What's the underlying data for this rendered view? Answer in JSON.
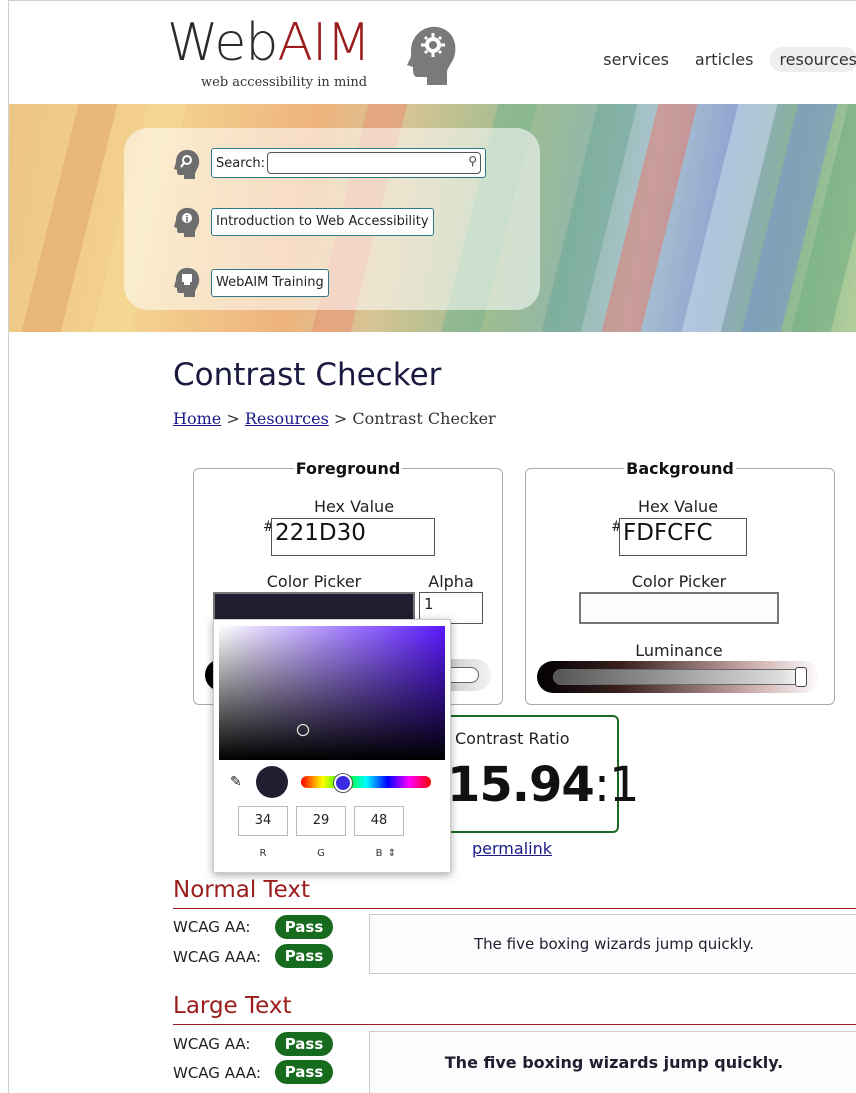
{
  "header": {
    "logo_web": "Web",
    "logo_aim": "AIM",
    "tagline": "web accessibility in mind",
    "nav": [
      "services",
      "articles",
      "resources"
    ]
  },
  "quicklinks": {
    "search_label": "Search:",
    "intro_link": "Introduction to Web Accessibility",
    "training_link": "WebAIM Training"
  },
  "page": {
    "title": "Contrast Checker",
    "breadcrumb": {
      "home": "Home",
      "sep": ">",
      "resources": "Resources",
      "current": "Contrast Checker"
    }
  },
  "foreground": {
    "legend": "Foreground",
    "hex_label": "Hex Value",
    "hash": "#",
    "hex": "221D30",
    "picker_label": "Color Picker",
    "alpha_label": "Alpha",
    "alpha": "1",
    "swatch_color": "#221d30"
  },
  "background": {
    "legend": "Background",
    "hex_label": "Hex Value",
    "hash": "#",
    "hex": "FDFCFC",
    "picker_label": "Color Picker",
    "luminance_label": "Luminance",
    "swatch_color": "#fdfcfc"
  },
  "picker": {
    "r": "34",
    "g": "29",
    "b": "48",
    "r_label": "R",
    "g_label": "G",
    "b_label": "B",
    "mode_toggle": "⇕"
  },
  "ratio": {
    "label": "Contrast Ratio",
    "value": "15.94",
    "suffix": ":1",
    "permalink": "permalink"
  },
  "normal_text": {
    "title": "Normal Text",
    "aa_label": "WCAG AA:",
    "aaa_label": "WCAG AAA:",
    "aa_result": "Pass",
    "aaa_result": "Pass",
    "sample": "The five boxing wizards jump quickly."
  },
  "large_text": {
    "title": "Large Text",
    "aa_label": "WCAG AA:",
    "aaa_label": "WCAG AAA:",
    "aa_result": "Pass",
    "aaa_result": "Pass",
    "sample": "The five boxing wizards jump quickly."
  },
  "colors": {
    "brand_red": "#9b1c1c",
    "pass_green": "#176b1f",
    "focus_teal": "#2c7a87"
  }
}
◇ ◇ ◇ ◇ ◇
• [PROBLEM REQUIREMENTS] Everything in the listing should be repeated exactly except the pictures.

• [ANSWER]
What's the underlying data for this rendered view? Answer in JSON.
{
  "header": {
    "logo_web": "Web",
    "logo_aim": "AIM",
    "tagline": "web accessibility in mind",
    "nav": [
      "services",
      "articles",
      "resources"
    ]
  },
  "quicklinks": {
    "search_label": "Search:",
    "intro_link": "Introduction to Web Accessibility",
    "training_link": "WebAIM Training"
  },
  "page": {
    "title": "Contrast Checker",
    "breadcrumb": {
      "home": "Home",
      "sep": ">",
      "resources": "Resources",
      "current": "Contrast Checker"
    }
  },
  "foreground": {
    "legend": "Foreground",
    "hex_label": "Hex Value",
    "hash": "#",
    "hex": "221D30",
    "picker_label": "Color Picker",
    "alpha_label": "Alpha",
    "alpha": "1",
    "swatch_color": "#221d30"
  },
  "background": {
    "legend": "Background",
    "hex_label": "Hex Value",
    "hash": "#",
    "hex": "FDFCFC",
    "picker_label": "Color Picker",
    "luminance_label": "Luminance",
    "swatch_color": "#fdfcfc"
  },
  "picker": {
    "r": "34",
    "g": "29",
    "b": "48",
    "r_label": "R",
    "g_label": "G",
    "b_label": "B",
    "mode_toggle": "⇕"
  },
  "ratio": {
    "label": "Contrast Ratio",
    "value": "15.94",
    "suffix": ":1",
    "permalink": "permalink"
  },
  "normal_text": {
    "title": "Normal Text",
    "aa_label": "WCAG AA:",
    "aaa_label": "WCAG AAA:",
    "aa_result": "Pass",
    "aaa_result": "Pass",
    "sample": "The five boxing wizards jump quickly."
  },
  "large_text": {
    "title": "Large Text",
    "aa_label": "WCAG AA:",
    "aaa_label": "WCAG AAA:",
    "aa_result": "Pass",
    "aaa_result": "Pass",
    "sample": "The five boxing wizards jump quickly."
  },
  "colors": {
    "brand_red": "#9b1c1c",
    "pass_green": "#176b1f",
    "focus_teal": "#2c7a87"
  }
}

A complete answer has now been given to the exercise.